[RECORDS FOR THIS EXERCISE Boundary: Start]

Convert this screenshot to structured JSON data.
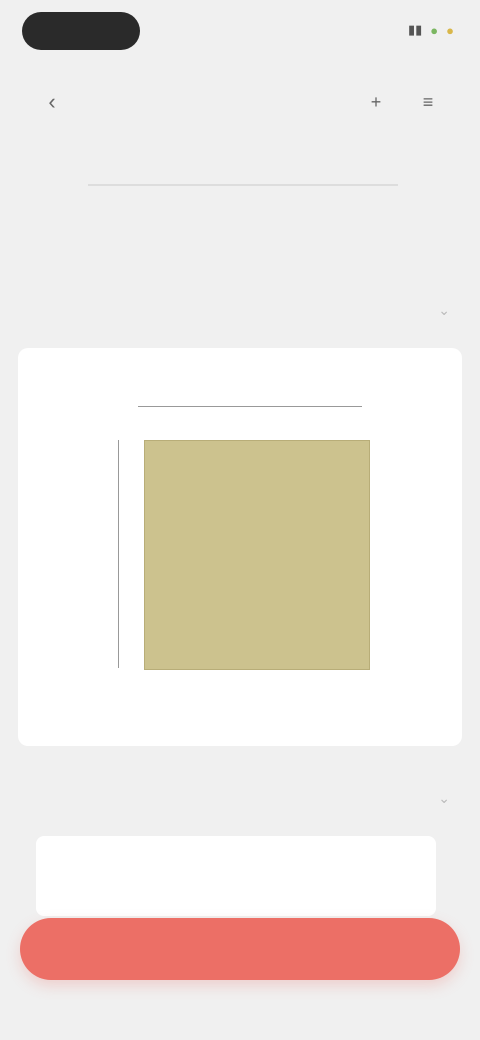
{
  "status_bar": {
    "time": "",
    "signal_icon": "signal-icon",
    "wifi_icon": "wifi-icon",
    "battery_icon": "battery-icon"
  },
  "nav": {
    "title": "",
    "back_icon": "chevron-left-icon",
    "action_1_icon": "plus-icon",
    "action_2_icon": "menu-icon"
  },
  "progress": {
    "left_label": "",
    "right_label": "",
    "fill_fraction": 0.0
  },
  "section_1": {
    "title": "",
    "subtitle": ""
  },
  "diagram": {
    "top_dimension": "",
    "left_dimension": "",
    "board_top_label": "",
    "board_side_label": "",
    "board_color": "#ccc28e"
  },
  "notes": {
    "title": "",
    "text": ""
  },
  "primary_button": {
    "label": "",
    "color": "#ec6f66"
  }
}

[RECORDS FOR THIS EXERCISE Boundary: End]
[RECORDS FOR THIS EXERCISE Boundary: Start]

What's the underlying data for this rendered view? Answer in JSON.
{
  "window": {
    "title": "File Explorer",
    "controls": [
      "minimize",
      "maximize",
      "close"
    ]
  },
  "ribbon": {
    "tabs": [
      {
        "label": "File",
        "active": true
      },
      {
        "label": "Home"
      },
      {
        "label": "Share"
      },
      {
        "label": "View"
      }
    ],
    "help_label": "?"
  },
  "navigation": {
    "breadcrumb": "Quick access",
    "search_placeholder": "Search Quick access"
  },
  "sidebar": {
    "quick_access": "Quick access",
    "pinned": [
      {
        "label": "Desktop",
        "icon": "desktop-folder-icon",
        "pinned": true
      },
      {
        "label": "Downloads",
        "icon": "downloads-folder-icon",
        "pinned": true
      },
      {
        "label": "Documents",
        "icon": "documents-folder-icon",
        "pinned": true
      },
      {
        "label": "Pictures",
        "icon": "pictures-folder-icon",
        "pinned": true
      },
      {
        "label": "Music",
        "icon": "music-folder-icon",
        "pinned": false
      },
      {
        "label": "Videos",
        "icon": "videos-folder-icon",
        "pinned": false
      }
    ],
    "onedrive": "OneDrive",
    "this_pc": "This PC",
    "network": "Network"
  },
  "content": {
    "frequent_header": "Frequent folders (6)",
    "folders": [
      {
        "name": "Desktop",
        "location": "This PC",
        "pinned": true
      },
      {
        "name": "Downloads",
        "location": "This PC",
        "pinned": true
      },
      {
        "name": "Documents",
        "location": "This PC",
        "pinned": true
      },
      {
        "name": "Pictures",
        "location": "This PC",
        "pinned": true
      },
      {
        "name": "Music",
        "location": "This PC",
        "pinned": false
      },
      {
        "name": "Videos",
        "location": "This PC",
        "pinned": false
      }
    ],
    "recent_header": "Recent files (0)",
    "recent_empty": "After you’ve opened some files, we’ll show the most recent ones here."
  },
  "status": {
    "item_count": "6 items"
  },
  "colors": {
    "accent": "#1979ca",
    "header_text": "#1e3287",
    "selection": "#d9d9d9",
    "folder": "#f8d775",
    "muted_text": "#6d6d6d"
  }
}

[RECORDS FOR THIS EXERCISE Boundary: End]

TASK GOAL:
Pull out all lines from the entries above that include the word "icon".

SOLUTION TO THIS EXERCISE:
    "signal_icon": "signal-icon",
    "wifi_icon": "wifi-icon",
    "battery_icon": "battery-icon"
    "back_icon": "chevron-left-icon",
    "action_1_icon": "plus-icon",
    "action_2_icon": "menu-icon"
        "icon": "desktop-folder-icon",
        "icon": "downloads-folder-icon",
        "icon": "documents-folder-icon",
        "icon": "pictures-folder-icon",
        "icon": "music-folder-icon",
        "icon": "videos-folder-icon",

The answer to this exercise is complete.